As fall approaches, restaurant owners are hoping indoor capacity limits ease up before outdoor seating as less desirable by patrons.

As those hot, 90 degree days in Pennsylvania are coming to a close, restaurant owners are worried about their outdoor dining that has been keeping their business afloat as it may not be an option in only a couple months.

"Once the porch is filled, I will allow one or two tables inside with the windows open. And that's all i can do. If you go inside my restaurant, you'll see all my tables piled up." said co-owner Doren Perdie at Through The Looking Glass.

Perdie's restaurant on Broadway and Race streets is not huge. She does all the cooking while her husband helps wait tables. They have more tables outside than they do inside. Perdie said her customers like to sit outside through the month of October, but the current 25 percent seating capacity will ruin her business come late fall and winter.

"For me? The worst is only being allowed three or four tables in there to work." Peride said, "And then pushing them out as fast as possible to bring another group in to make it worth it for me to run."

As the pandemic lightens up, she's hoping governor wolf allows for more indoor dining.

Perdie said, "Our governor will understand that it has to be done. He can't put all restaurants out of business. I think people would get very upset about that."

Molly Maguire's is more well off than others with an outdoor seating area equipped with heaters.

"We have a heating system, so once we turn the heat on and put the side panels down, we can get the inside seating area 60 degrees above the outside temperature." said Molly's co-owner Darren Behan.

But he said that doesn't help the customers waiting. People won't sit outside in the cold or snow until a table is ready. He might have to turn his indoor dining room into a lobby - losing even more money.

"When it does get colder, people don't have the luxury of standing outside, waiting like they do right now." Behan said, "So we very well may have to just use our inside area as a waiting area."
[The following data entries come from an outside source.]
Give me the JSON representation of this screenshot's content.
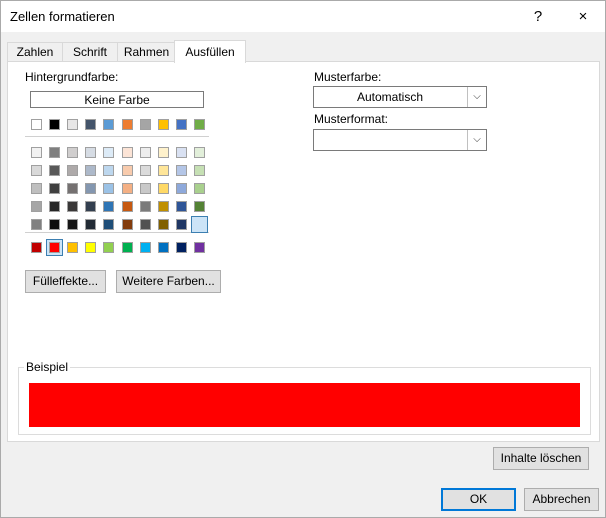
{
  "window": {
    "title": "Zellen formatieren",
    "help": "?",
    "close": "×"
  },
  "tabs": [
    {
      "label": "Zahlen"
    },
    {
      "label": "Schrift"
    },
    {
      "label": "Rahmen"
    },
    {
      "label": "Ausfüllen",
      "active": true
    }
  ],
  "background": {
    "label": "Hintergrundfarbe:",
    "no_color": "Keine Farbe",
    "theme_row": [
      "#ffffff",
      "#000000",
      "#e7e6e6",
      "#44546a",
      "#5b9bd5",
      "#ed7d31",
      "#a5a5a5",
      "#ffc000",
      "#4472c4",
      "#70ad47"
    ],
    "tint_rows": [
      [
        "#f2f2f2",
        "#7f7f7f",
        "#d0cece",
        "#d6dce4",
        "#ddebf7",
        "#fce4d6",
        "#ededed",
        "#fff2cc",
        "#d9e1f2",
        "#e2efda"
      ],
      [
        "#d9d9d9",
        "#595959",
        "#aeaaaa",
        "#adb9ca",
        "#bdd7ee",
        "#f8cbad",
        "#dbdbdb",
        "#ffe699",
        "#b4c6e7",
        "#c6e0b4"
      ],
      [
        "#bfbfbf",
        "#404040",
        "#757171",
        "#8497b0",
        "#9bc2e6",
        "#f4b084",
        "#c9c9c9",
        "#ffd966",
        "#8ea9db",
        "#a9d08e"
      ],
      [
        "#a6a6a6",
        "#262626",
        "#3a3838",
        "#333f4f",
        "#2f75b5",
        "#c65911",
        "#7b7b7b",
        "#bf8f00",
        "#2f5597",
        "#548235"
      ],
      [
        "#808080",
        "#0d0d0d",
        "#161616",
        "#222b35",
        "#1f4e78",
        "#833c0c",
        "#525252",
        "#806000",
        "#203764",
        "#375623"
      ]
    ],
    "standard_row": [
      "#c00000",
      "#ff0000",
      "#ffc000",
      "#ffff00",
      "#92d050",
      "#00b050",
      "#00b0f0",
      "#0070c0",
      "#002060",
      "#7030a0"
    ],
    "fill_effects": "Fülleffekte...",
    "more_colors": "Weitere Farben..."
  },
  "pattern": {
    "color_label": "Musterfarbe:",
    "color_value": "Automatisch",
    "style_label": "Musterformat:",
    "style_value": ""
  },
  "sample": {
    "label": "Beispiel",
    "color": "#ff0000"
  },
  "buttons": {
    "clear": "Inhalte löschen",
    "ok": "OK",
    "cancel": "Abbrechen"
  }
}
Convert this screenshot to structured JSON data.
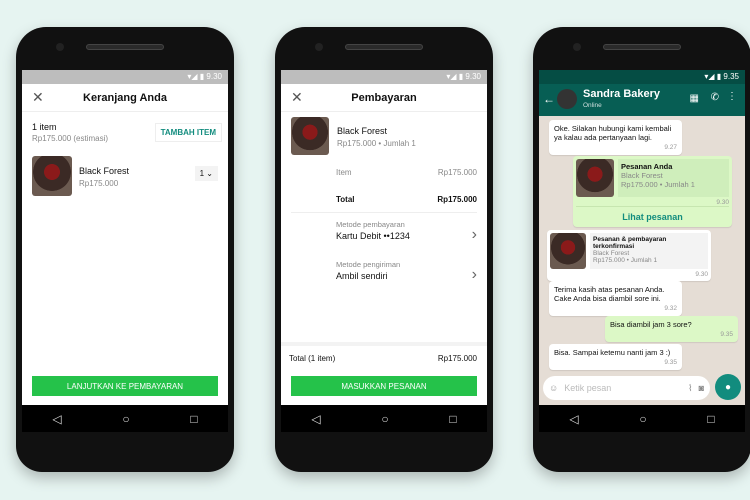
{
  "status": {
    "time1": "9.30",
    "time2": "9.30",
    "time3": "9.35"
  },
  "cart": {
    "title": "Keranjang Anda",
    "count": "1 item",
    "estimate": "Rp175.000 (estimasi)",
    "add_button": "TAMBAH ITEM",
    "product": "Black Forest",
    "price": "Rp175.000",
    "qty": "1",
    "continue": "LANJUTKAN KE PEMBAYARAN"
  },
  "payment": {
    "title": "Pembayaran",
    "product": "Black Forest",
    "sub": "Rp175.000 • Jumlah 1",
    "item_label": "Item",
    "item_value": "Rp175.000",
    "total_label": "Total",
    "total_value": "Rp175.000",
    "pay_label": "Metode pembayaran",
    "pay_value": "Kartu Debit ••1234",
    "ship_label": "Metode pengiriman",
    "ship_value": "Ambil sendiri",
    "footer_label": "Total (1 item)",
    "footer_value": "Rp175.000",
    "submit": "MASUKKAN PESANAN"
  },
  "chat": {
    "name": "Sandra Bakery",
    "presence": "Online",
    "m1": "Oke. Silakan hubungi kami kembali ya kalau ada pertanyaan lagi.",
    "m1t": "9.27",
    "order_title": "Pesanan Anda",
    "order_product": "Black Forest",
    "order_sub": "Rp175.000 • Jumlah 1",
    "order_time": "9.30",
    "order_link": "Lihat pesanan",
    "conf_title": "Pesanan & pembayaran terkonfirmasi",
    "conf_product": "Black Forest",
    "conf_sub": "Rp175.000 • Jumlah 1",
    "conf_time": "9.30",
    "m2": "Terima kasih atas pesanan Anda. Cake Anda bisa diambil sore ini.",
    "m2t": "9.32",
    "m3": "Bisa diambil jam 3 sore?",
    "m3t": "9.35",
    "m4": "Bisa. Sampai ketemu nanti jam 3 :)",
    "m4t": "9.35",
    "placeholder": "Ketik pesan"
  },
  "colors": {
    "green": "#25c24a",
    "teal": "#075e54",
    "accent": "#128c7e"
  }
}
For Perdie and Behan, outdoor dining has kept their businesses going.

Behan said, "Basically it's our life line. Without it? I think we probably have folded by now."